It has the following advantages:
- It eliminates the hard coding of literal values.
- When used the code is more readable and easy to maintain.
- The constants within the enumeration receive values automatically unless specified by the user
- Naming the constants within enumeration is easy and they are distinguishable by the containing enumerator even when the same name is defined in other enumerator.
The simple example of Enumeration is illustrated as below.
The customer is filling out restaurant survey. Upon completion of the survey total score is calculated and prompts the restaurant to take some action based on it. The responses to the questionnaire are categorized as Excellent, Good, Average, Fair, and Poor. Define the enumerator as:
Excellent = 2
Good = 1
Average = 0
Fair = -1
Poor = -2
Excellent = 10
Good = 5
Average = 0
Fair = -5
Poor = -10
The UI contains radiobuttonlist control to get an answer to each question. The following function will return the score.
Function GetScore(ByVal ctlRadioBtn As Web.UI.WebControls.RadioButtonList) As Int16
Select Case ctlRadioBtn.Selected.Value
Score = 2
Score = 1
Score = 0
Score = -1
Score = -2
One more common problem with the programmers is comparison of strings. The problem is in determination of the case of the string, whether it is lower case or upper case or mixed case. The program does not work for the first time then debugging kicks in and correction is made in the form of hard coding the literal value to appropriate case. Why not use enumeration here?
More explanation with the restaurant survey example is as below. The question is “Would you dine here again?”. The UI presents three options Yes, No and Maybe using DropDownList box control and these options are coded in HTML.
One may write the code to compare the selection as
If ctlDropDownBox.Selected.Text = "Yes" Then
ElseIf ctlDropDownBox.Selected.Text = "No" Then
ElseIf ctlDropDownBox.Selected.Text = "Maybe" Then
Imagine the above dropdownlist box is now getting filled from database with values as YES, NO, MAYBE. The above code will surely fail to do its intended job. Instead if you would have written the code using enumeration as below then no revisit to code is required or visit to enumerator definition or change to its contents are more efficient than finding and replacing literal strings.
selectedEntry = UCase(ctlDropDownBox.Selected.Text)
If selectedEntry = GetName(EnumPrompts.YES) Then
ElseIf selectedEntry = GetName(EnumPrompts.NO) Then
ElseIf selectedEntry = GetName(EnumPrompts.MAYBE) Then
Final Note: As you have seen the enumerations avoid common mistakes made by the programmer, use it wisely where needed.
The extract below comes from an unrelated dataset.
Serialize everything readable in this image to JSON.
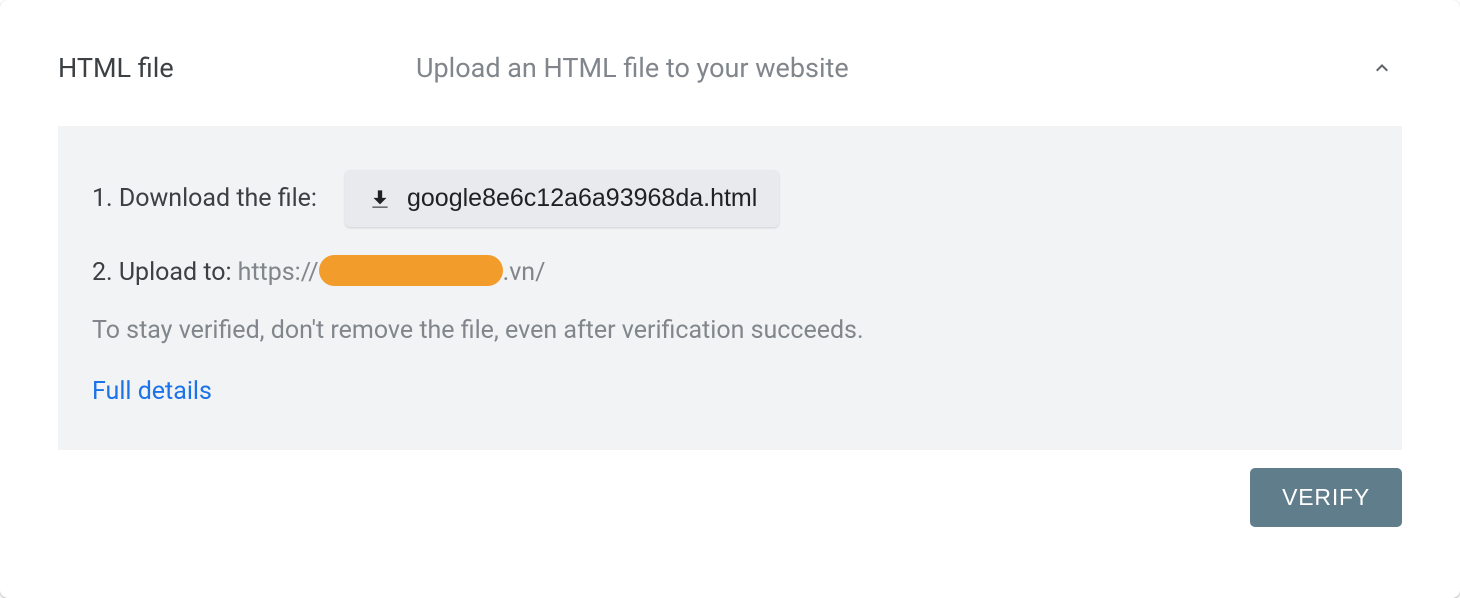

Though it may not 100 percent eliminate literal strings but 95 percent will be cleaned out for certain.